Why do evangelicals ignore ancient church history? Why do nondenominational churches reject liturgy? Why is there such a gap between American evangelicalism and global Christianity? //
7 Things Evangelicals Can Learn from the Liturgical Church
When I was rebranding this blog, I wanted to include the term “liturgy” in my tag line. But my multi-faith writers’ group quickly said no. Liturgy, they said, was synonymous with Catholicism. I countered liturgy simply meant “the work of the people”, as in

  • our habits,
  • the intentional environment we create,
  • our patterns, and
  • the way we worship through the consistent choices we make daily.

Everything we routinely do is our liturgy, I argued. Besides, even in the context of church, Catholics do not own the term. Many Protestant worship services contain liturgical elements. My colleagues dissuaded me. I compromised, concluded I’ve spent too much time reading the dictionary, and went with the word “rhythms” instead.

But the exchange stayed with me, and I haven’t been able to stop asking questions. (I still like the word “liturgy.”) Why do we tend to think liturgy is Catholic? Don’t even the most seeker-friendly emergent evangelical churches practice many repetitive liturgies of their own invention — for example, in the distinct and recognizable way a worship team continues to play chords and pluck guitar strings while the leader transitions from singing to prayer at the end of the first set of songs, every single week?
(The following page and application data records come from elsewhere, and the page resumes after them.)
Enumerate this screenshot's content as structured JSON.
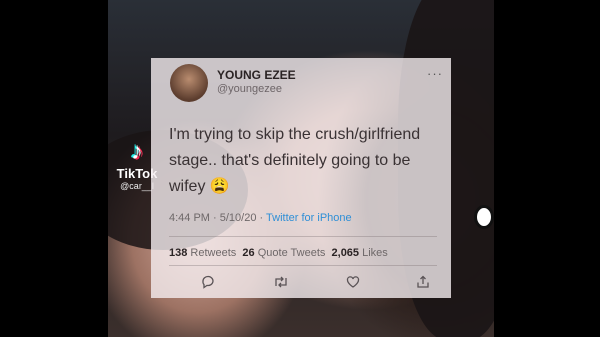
{
  "overlay": {
    "brand": "TikTok",
    "username": "@car__l",
    "logo_icon": "tiktok-note-icon"
  },
  "tweet": {
    "display_name": "YOUNG EZEE",
    "handle": "@youngezee",
    "more_icon": "more-dots-icon",
    "text": "I'm trying to skip the crush/girlfriend stage.. that's definitely going to be wifey 😩",
    "timestamp": "4:44 PM · 5/10/20 · ",
    "source": "Twitter for iPhone",
    "stats": {
      "retweets_count": "138",
      "retweets_label": "Retweets",
      "quotes_count": "26",
      "quotes_label": "Quote Tweets",
      "likes_count": "2,065",
      "likes_label": "Likes"
    },
    "actions": [
      {
        "name": "reply-icon",
        "glyph": "🗨"
      },
      {
        "name": "retweet-icon",
        "glyph": "⟲"
      },
      {
        "name": "like-icon",
        "glyph": "♡"
      },
      {
        "name": "share-icon",
        "glyph": "⇪"
      }
    ]
  }
}
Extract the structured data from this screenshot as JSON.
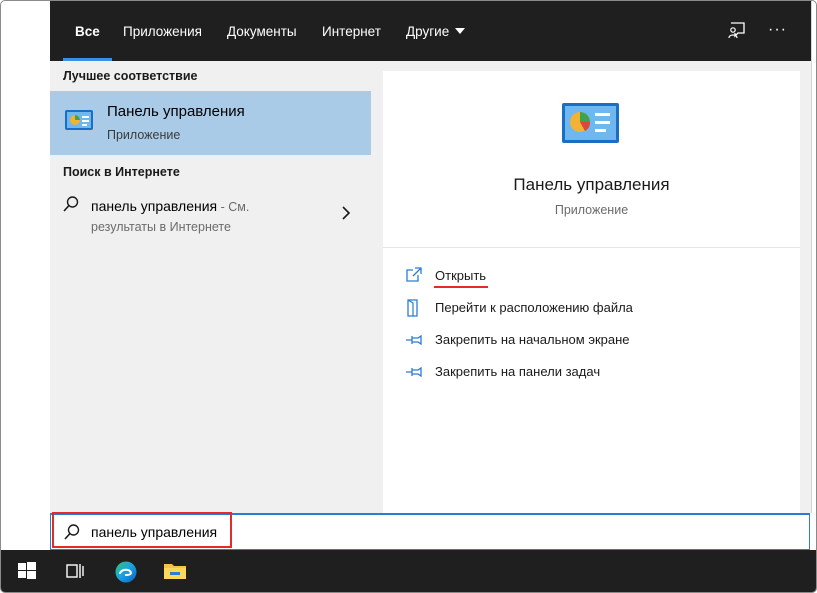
{
  "tabs": [
    {
      "label": "Все",
      "active": true
    },
    {
      "label": "Приложения"
    },
    {
      "label": "Документы"
    },
    {
      "label": "Интернет"
    },
    {
      "label": "Другие"
    }
  ],
  "top_icons": [
    "feedback-icon",
    "more-icon"
  ],
  "more_glyph": "···",
  "left": {
    "best_match_title": "Лучшее соответствие",
    "best_match": {
      "name": "Панель управления",
      "type": "Приложение",
      "icon": "control-panel-icon"
    },
    "web_title": "Поиск в Интернете",
    "web_result": {
      "query": "панель управления",
      "hint": " - См.",
      "hint2": "результаты в Интернете"
    }
  },
  "preview": {
    "title": "Панель управления",
    "subtitle": "Приложение",
    "actions": [
      {
        "label": "Открыть",
        "icon": "open-icon"
      },
      {
        "label": "Перейти к расположению файла",
        "icon": "file-location-icon"
      },
      {
        "label": "Закрепить на начальном экране",
        "icon": "pin-icon"
      },
      {
        "label": "Закрепить на панели задач",
        "icon": "pin-icon"
      }
    ]
  },
  "search": {
    "value": "панель управления"
  },
  "taskbar": [
    "windows-start-icon",
    "task-view-icon",
    "edge-icon",
    "file-explorer-icon"
  ],
  "colors": {
    "accent": "#2b7cd3",
    "highlight": "#a9cbe8",
    "annotation": "#e52a2a",
    "topbar": "#1f1f1f"
  }
}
Why are so many Christians determined to reinvent and rename the entire church experience, swapping out every term for something more relevant and hip?

Why do evangelicals shun the concise ancient creeds and write forty-page Statements of Faith instead? (Seriously, why?)

Why do American evangelicals think there’s an inverse relationship between the quantity of art in a church in the the quantity of holiness? Why is “church art” dismissed as religious in non-denominational circles?

Has America’s history of intense individualism really had that much effect on the way we view worship? (In other words, can we blame our uniquely-American hangups on the Puritans?)

Continue reading “7 Things Evangelicals Can Learn from the Liturgical Church”